The Chancellor has sparked a fresh Grenfell Tower fire controversy by appearing to suggest cladding used on the tower block is banned in Britain.
Philip Hammond told BBC One's Andrew Marr Show: "My understanding is the cladding in question, this cladding which is banned in Europe and the US, is also banned here."
The cladding panels added to the tower last year are said to be a product called Reynobond PE - a flammable hard-plastic core coated with aluminium.
CEP Architectural Facades, a company that fabricated the rainscreen panels and windows for Harley Facades Ltd, the firm that was subcontracted to install cladding to the tower block, and replace its windows rejected the Chancellor's comments.
John Cowley, managing director of CEP, which is owned by Omnis, said: "Reynobond PE is not banned in the UK."
"Current building regulations allow its use in both low-rise and high-rise structures," Mr Cowley added.
"The key question now is whether the overall design of the building's complete exterior was properly tested and subsequently signed off by the relevant authorities including the fire officer, building compliance officer and architect before commencement of the project," Mr Cowley added.
He has also said the Chancellor's comments were "frivolous and ill-informed".
Mr Hammond also said a criminal investigation would examine whether building regulations had been breached when the block was overhauled.
"There are two separate questions. One, are our regulations correct, do they permit the right kind of materials and ban the wrong kind of materials? The second question is were they correctly complied with?"
Mr Hammond also said the public inquiry set up by the Government following the tragedy would also examine if rules had been broken.
"That will be a subject that the inquiry will look at. It will also be a subject that the criminal investigation will be looking at," he said.
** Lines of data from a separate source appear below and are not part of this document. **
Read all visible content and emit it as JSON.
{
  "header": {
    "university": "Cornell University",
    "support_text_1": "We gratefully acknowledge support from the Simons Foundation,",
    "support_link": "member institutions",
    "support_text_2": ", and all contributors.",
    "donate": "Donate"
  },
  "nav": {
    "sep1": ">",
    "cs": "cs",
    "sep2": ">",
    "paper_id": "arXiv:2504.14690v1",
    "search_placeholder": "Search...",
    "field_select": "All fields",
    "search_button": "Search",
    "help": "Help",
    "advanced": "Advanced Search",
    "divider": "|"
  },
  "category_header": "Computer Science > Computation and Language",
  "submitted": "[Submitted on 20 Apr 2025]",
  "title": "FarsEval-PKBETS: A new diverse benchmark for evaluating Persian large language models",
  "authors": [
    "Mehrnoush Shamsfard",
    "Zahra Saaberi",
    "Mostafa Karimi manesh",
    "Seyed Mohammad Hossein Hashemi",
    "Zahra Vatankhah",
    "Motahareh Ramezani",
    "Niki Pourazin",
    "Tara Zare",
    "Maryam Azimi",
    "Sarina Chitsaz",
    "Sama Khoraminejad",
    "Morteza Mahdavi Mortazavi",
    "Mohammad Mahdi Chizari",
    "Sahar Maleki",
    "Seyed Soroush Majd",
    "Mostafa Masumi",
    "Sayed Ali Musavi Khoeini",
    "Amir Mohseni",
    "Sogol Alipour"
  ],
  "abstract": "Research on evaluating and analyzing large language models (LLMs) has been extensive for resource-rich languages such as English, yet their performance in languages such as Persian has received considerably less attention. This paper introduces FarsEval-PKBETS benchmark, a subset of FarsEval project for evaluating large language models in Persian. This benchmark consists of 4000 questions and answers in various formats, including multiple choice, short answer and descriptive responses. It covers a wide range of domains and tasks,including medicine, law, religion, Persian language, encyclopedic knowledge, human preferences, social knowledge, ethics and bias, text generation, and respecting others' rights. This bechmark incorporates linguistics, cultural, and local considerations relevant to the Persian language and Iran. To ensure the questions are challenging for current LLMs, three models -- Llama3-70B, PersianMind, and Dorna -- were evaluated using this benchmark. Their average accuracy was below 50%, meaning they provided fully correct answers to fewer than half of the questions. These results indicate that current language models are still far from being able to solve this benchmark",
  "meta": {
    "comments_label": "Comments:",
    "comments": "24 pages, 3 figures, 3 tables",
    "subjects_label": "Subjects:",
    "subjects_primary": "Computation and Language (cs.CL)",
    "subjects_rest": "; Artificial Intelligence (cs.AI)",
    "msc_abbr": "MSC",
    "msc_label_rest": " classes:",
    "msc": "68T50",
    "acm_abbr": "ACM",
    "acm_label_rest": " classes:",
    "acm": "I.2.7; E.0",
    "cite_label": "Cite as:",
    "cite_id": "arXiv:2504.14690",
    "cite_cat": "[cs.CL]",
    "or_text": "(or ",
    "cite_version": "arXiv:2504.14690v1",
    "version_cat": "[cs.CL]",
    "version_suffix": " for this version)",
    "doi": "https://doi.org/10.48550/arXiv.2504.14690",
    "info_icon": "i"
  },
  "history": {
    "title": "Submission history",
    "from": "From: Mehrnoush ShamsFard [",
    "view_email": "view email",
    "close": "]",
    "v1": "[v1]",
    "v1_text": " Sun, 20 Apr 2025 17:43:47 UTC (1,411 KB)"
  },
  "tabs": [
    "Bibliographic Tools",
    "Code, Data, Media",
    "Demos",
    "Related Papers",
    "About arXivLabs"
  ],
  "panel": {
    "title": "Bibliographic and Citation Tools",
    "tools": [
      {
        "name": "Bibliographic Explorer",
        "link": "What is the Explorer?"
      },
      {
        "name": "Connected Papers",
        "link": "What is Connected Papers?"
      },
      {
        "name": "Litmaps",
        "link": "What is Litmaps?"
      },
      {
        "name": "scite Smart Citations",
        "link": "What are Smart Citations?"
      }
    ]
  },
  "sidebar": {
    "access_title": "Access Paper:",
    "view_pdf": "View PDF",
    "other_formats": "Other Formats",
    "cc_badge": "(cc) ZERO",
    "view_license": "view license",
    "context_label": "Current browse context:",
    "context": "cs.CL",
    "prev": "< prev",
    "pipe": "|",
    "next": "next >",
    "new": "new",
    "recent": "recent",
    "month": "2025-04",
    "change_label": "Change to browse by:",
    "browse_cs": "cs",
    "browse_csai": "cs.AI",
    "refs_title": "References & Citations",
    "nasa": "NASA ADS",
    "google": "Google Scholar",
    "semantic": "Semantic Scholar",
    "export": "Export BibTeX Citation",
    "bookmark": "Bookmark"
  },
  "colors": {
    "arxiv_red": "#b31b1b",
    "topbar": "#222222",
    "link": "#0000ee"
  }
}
At least 58 people are "missing and presumed dead" following the fire at Grenfell Tower, police have confirmed.